In a bid to curb overheated investment, the State
Council has given local governments one month to report new industrial projects
that have been approved against national rules.
The ultimatum aims to halt some projects that fail to meet industry policies,
land and credit approval procedures and environmental regulations, said Zhang
Zhiqiang, a senior official in charge of fixed-assets investment with the
National Development and Reform Commission (NDRC), the top economic planner.
The commission on Friday unveiled the central government circular, which
ordered local authorities to self-examine projects launched between January and
June. Local authorities should report their final results by the end of August.
"We are going to punish those involved in malpractices," said Zhang, deputy
director of the commission's Department of Fixed Assets Investment.
Zhang said that projects with overseas investment should also be examined as
According to the circular, the review covers every project with an investment
of more than 100 million yuan (US$12.5 million). For steel mills, cement
factories, vehicle assembly plants, power stations and aluminum smelters, the
benchmark is 30 million yuan (US$3.7 million).
NDRC spokesman Han Yongwen said excessive investment in fixed assets remains
a large problem for the economy.
Nearly 100,000 new projects began in the first six months of this year,
20,000 more than during the same period last year. The investment spree pushed
China's economy to grow by 10.9 per cent during the period, the highest rate
The sizzling investment rise has resulted in excessive use of land and credit
loans.

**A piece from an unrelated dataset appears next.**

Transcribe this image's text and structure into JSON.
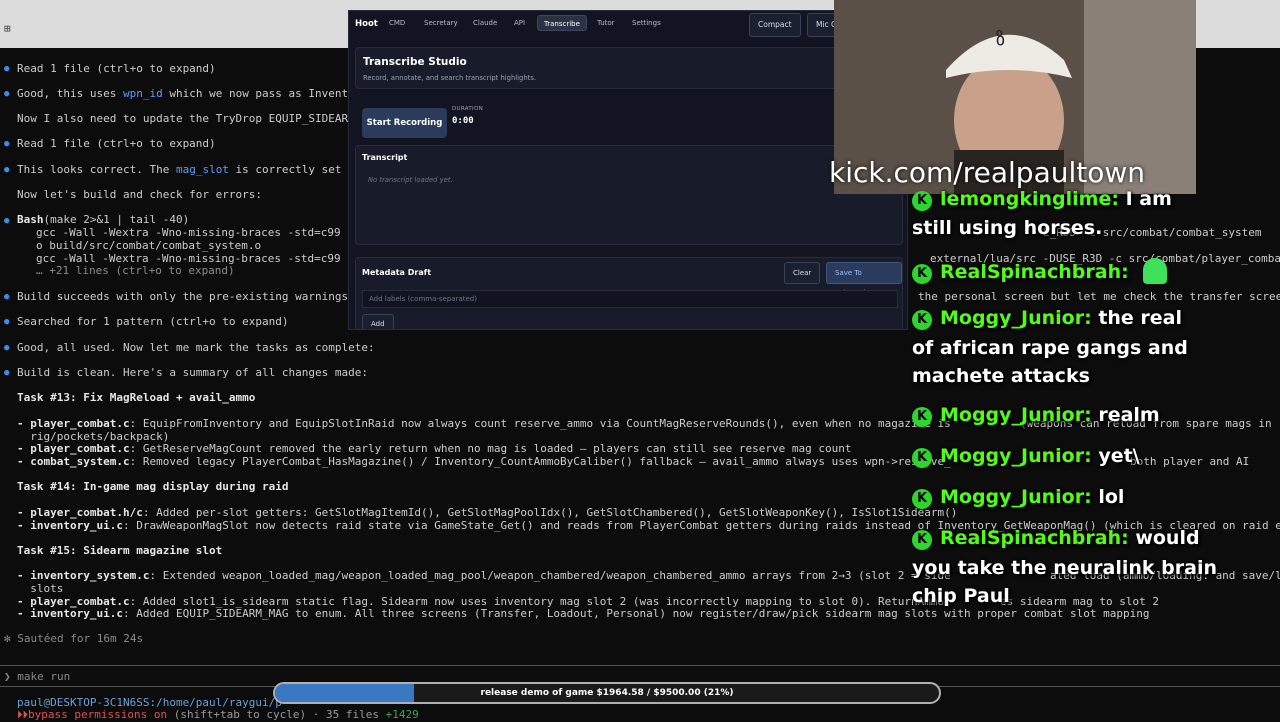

Government figures showed that loans reached 2.14 trillion yuan (US$268
billion) in the first half, accounting for 85.7 per cent of the government's
A sample survey by the commission also found 40 per cent of the new projects
have violated regulations on land use, environmental impact assessment or
In the meantime, although the government planned to cut energy consumption
per unit of GDP by 4 per cent from that of 2005, the actual figure rose by 0.8
per cent in the first half of the year.
The central government is worried about the fast growth and rising energy
use, with Premier Wen Jiabao recently urging all local governments and officials
to "unify thinking and action" in curbing the trend.
(China Daily 08/05/2006 page1)